Acknowledging that Michigan Technological University has been “instrumental in their lives,” a couple with a long history of philanthropy to their alma mater has established the Faculty Fellows in Business at Tech’s School of Business and Economics.
Richard and Joyce Ten Haken were high school sweethearts in east central Wisconsin in the 1960s. The couple came to Michigan Tech to study business, first Richard in 1966 and Joyce a year later. They married in 1968, the summer before Richard’s third year, and lived in Daniell Heights.
Although Joyce came to Tech a year after Richard, she finished her degree in three years, and they graduated together in 1970. Both were accounting majors with bachelor’s degrees in business administration.
To help cope with out-of-state tuition, Richard says he worked on campus. “I worked at the computer center in Fisher Hall. Think six-feet high tape machines and punch cards.” He also was helped out financially by a two-year Air Force ROTC scholarship, which paid dividends beyond tuition. “This led to a career as a military pilot for nine years and then as a captain for a major US airline for 27 years,” Richard says.
Breaking the Glass Ceiling
Joyce made the most of her Michigan Tech experience as well. “Professor Sam Tidwell played a critical role in my decision to pursue a career in public accounting. He gave me the encouragement to break the ‘glass ceiling,’” she says.
Despite the limited opportunities available in the male-dominated field of public accounting at the time, she was hired by a CPA firm early in her career and earned her Certified Public Accounting certificate. “In celebration and in observance of a tradition, I sent Professor Tidwell a red tie to wear in class,” Joyce says.
Subsequently, she kept advancing in her career and became a partner at a relatively early age and eventually became a managing partner in the CPA firm of Ten Haken, Hinz and Co., CPAs in Yuba City, California.
Throughout their careers, the Ten Hakens have maintained their relationship with Michigan Tech. The establishment of two Faculty Fellows in Business is the latest example of the culture of philanthropy they have embraced. “Based on our experiences, blessings and beliefs, we wanted to contribute to Michigan Tech where and how we could help, financially and in other ways,” Richard says.
For nearly 20 years the couple has annually funded scholarships for students in the School of Business and Economics. Richard says they wanted to do more.
“This past summer we started talking about other ways to help the SBE. In the fall we traveled to Tech so that Joyce could attend a series of meetings for the Presidential Council of Alumnae, of which she’s been a charter member for 20 years,” Richard explains.

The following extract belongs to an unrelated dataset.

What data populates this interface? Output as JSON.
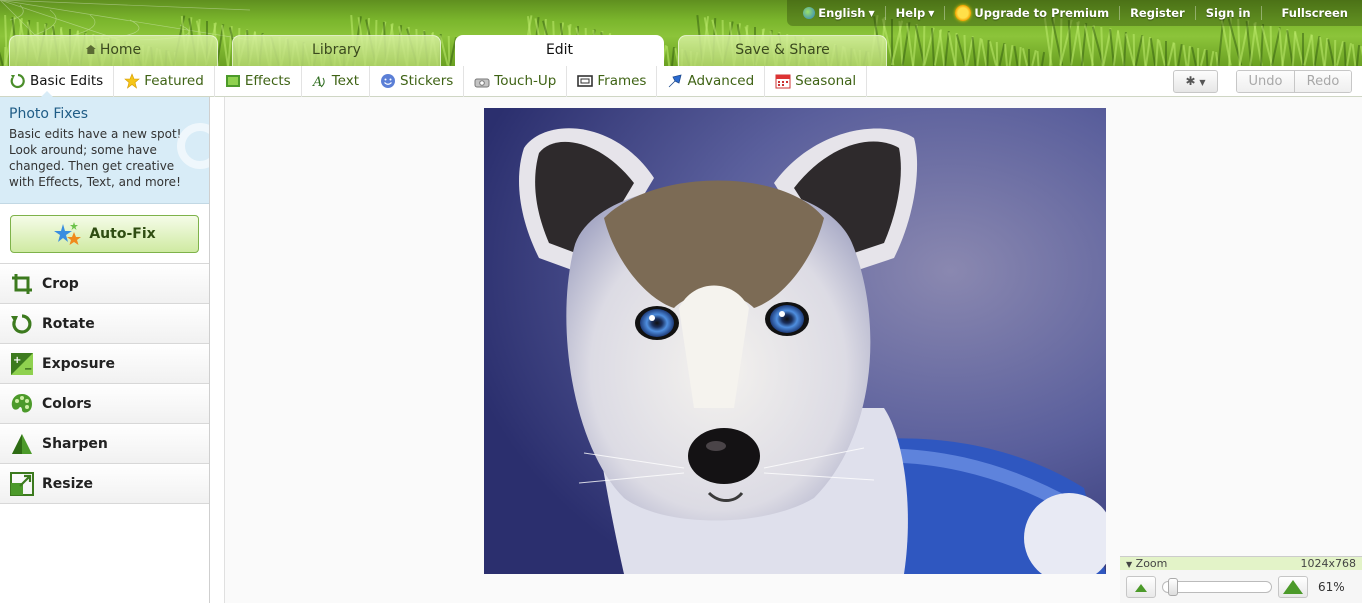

During that visit, Richard Ten Haken met with Dean Johnson, who at the time was the interim dean of the SBE. Johnson has since been appointed dean. Richard says he learned from Johnson the need for faculty support in the School. As a result of those discussions, the Ten Hakens established two Faculty Fellow positions, one specifically for accounting and another that can be awarded to accounting or non-accounting faculty.
"This past summer we started talking about other ways to help the SBE."
Johnson says the initial Faculty Fellows are accounting faculty members Dan Eshleman and Peng Guo. The Faculty Fellows will assist the SBE to retain faculty and produce quality research streams. “The Ten Hakens’ support will enable the Faculty Fellows to acquire the databases required to conduct research in the accounting, finance and management areas,” Johnson explains. “These Faculty Fellows will also recognize the experiential student engagement by faculty members within the accounting and business disciplines.”
Johnson says, as witnessed in the School’s strategic goals, SBE has developed a strong reputation for providing experiential education.
Accounting Faculty Fellows
Eshleman, who came to Michigan Tech in 2015, says the Faculty Fellow position is important to SBE. “This fellowship will be very helpful for the accounting unit.”
Guo explains how the Faculty Fellow in Accounting is important to her work. “This fellowship will support the acquisition of an accounting database, which will allow me to perform my research.”
The Ten Hakens are members of Michigan Tech’s McNair Society. A major portion of their estate plan endows student scholarships and Faculty Fellows. They encourage others to consider including the University in their estate planning.
Richard Ten Haken says, “We are very happy we are able to support the students and faculty as we have done. We believe faith, family and education are the pillars forming the foundation for a fulfilling life. Don’t ignore or waste them. We look forward to additional opportunities to help the SBE as they may arise.”
Michigan Technological University is a public research university, home to more than 7,000 students from 60 countries. Founded in 1885, the University offers more than 120 undergraduate and graduate degree programs in science and technology, engineering, forestry, business and economics, health professions, humanities, mathematics, and social sciences. Our campus in Michigan’s Upper Peninsula overlooks the Keweenaw Waterway and is just a few miles from Lake Superior.